#### The task:
Search the material below for the word "author" and copy every line in which it occurs.

#### Data supplied:
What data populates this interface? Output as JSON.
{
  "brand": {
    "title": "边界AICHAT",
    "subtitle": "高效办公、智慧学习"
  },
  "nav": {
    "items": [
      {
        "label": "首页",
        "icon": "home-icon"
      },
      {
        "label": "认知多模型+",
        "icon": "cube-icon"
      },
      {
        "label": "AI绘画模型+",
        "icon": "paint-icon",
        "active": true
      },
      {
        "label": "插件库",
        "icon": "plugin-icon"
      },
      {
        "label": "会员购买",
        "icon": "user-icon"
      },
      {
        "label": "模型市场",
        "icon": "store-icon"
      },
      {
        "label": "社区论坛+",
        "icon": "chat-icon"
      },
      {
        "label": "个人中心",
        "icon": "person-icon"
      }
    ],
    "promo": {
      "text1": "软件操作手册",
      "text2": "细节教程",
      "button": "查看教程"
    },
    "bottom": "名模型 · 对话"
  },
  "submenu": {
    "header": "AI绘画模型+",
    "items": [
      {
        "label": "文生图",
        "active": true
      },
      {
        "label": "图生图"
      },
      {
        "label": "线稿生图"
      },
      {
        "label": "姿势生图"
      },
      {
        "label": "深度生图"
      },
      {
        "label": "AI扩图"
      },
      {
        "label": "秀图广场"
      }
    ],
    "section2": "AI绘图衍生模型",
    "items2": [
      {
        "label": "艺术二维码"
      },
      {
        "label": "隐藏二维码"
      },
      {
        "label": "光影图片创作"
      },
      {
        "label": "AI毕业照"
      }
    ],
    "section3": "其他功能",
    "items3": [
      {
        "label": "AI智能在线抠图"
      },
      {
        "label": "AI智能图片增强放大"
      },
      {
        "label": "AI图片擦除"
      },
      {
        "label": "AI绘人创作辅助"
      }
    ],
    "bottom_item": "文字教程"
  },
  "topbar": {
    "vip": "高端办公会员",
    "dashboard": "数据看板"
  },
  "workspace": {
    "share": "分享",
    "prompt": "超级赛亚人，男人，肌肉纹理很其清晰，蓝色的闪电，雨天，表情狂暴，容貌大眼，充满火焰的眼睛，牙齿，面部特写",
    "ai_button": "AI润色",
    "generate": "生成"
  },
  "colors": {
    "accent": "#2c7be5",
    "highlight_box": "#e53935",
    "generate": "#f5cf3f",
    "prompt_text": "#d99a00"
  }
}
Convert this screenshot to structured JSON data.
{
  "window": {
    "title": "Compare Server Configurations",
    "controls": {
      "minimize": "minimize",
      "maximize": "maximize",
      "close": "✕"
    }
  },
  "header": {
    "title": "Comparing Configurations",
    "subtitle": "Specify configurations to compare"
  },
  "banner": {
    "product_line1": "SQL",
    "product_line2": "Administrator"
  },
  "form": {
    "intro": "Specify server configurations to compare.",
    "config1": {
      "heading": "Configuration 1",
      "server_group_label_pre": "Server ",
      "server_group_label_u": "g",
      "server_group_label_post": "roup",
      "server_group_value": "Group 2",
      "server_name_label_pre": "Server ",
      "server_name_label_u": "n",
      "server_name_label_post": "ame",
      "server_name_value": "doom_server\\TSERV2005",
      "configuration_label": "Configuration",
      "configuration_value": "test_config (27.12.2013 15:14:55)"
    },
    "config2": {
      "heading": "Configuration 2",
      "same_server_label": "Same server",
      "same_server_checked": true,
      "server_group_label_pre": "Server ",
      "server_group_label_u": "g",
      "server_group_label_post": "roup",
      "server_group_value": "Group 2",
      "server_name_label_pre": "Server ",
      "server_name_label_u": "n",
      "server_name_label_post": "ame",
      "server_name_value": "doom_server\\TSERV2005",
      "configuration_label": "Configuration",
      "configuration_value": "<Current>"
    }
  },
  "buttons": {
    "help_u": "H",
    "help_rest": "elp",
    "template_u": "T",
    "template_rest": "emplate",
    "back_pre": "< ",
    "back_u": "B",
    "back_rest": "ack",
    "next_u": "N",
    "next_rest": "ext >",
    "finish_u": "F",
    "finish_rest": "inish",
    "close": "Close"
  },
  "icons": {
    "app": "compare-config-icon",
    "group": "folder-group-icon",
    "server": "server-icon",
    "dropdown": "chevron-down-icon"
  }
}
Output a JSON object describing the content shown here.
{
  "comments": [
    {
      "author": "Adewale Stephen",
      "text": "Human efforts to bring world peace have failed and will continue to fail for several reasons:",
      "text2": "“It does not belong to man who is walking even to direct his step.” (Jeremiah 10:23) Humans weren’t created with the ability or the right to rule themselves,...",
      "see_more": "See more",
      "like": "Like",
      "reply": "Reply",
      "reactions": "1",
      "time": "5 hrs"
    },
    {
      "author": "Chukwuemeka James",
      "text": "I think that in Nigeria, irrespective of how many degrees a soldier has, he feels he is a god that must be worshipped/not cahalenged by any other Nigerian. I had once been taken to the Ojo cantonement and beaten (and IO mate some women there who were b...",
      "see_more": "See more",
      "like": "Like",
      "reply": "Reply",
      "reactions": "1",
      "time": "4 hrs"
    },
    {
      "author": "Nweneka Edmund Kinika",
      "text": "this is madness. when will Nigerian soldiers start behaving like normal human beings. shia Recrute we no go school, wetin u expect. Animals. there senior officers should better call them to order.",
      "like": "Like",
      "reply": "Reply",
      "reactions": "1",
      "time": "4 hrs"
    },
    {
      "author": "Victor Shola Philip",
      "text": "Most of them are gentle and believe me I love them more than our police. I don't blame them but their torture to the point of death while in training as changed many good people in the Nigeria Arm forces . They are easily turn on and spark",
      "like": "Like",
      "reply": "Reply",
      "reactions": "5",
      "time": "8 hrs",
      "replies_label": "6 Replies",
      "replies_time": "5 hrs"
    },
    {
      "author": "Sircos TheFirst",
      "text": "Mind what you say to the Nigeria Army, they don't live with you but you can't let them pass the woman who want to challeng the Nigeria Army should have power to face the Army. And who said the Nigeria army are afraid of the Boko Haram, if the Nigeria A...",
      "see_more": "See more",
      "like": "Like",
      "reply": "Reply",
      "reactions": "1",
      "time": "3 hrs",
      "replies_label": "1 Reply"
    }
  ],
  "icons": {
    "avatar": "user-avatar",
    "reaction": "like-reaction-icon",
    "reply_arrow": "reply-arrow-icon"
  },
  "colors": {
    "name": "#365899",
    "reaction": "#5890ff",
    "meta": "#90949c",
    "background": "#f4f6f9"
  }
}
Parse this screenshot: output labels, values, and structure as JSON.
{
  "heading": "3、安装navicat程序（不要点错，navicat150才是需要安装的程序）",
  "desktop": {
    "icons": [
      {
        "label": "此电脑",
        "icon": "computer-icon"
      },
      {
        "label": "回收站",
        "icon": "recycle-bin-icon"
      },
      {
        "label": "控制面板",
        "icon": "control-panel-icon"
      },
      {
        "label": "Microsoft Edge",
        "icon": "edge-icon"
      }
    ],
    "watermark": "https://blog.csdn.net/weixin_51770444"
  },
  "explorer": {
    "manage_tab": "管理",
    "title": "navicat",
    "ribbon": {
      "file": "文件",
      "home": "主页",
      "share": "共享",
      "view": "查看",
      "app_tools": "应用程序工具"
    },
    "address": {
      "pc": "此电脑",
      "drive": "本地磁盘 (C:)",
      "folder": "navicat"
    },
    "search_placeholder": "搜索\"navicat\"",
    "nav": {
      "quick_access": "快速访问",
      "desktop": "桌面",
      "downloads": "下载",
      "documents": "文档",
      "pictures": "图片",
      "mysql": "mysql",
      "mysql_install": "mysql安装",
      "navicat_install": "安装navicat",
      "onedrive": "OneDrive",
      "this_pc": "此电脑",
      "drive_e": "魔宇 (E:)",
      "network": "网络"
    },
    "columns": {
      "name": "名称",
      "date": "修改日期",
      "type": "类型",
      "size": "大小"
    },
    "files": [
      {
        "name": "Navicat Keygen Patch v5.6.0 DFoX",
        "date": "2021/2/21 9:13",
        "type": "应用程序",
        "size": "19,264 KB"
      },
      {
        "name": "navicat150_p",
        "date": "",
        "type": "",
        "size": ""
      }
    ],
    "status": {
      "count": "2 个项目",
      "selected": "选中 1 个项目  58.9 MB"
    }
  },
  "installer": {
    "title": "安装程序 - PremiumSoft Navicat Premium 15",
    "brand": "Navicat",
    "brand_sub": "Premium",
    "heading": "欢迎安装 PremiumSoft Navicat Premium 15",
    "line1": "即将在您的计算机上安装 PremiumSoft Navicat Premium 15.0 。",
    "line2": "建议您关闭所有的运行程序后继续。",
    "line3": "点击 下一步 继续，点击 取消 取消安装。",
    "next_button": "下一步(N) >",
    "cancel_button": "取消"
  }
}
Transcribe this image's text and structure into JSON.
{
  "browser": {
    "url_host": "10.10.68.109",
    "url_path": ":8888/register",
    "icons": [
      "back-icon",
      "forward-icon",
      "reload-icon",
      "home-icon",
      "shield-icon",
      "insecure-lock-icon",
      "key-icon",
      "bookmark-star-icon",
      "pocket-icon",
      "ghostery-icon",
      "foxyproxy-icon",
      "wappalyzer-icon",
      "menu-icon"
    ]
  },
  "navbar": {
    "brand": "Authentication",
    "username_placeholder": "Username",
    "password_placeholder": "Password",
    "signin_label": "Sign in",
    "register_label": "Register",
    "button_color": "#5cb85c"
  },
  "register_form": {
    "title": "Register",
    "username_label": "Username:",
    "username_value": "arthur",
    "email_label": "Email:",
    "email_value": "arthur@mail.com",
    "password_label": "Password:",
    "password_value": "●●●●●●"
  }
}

#### Answer space:
      "author": "Adewale Stephen",
      "author": "Chukwuemeka James",
      "author": "Nweneka Edmund Kinika",
      "author": "Victor Shola Philip",
      "author": "Sircos TheFirst",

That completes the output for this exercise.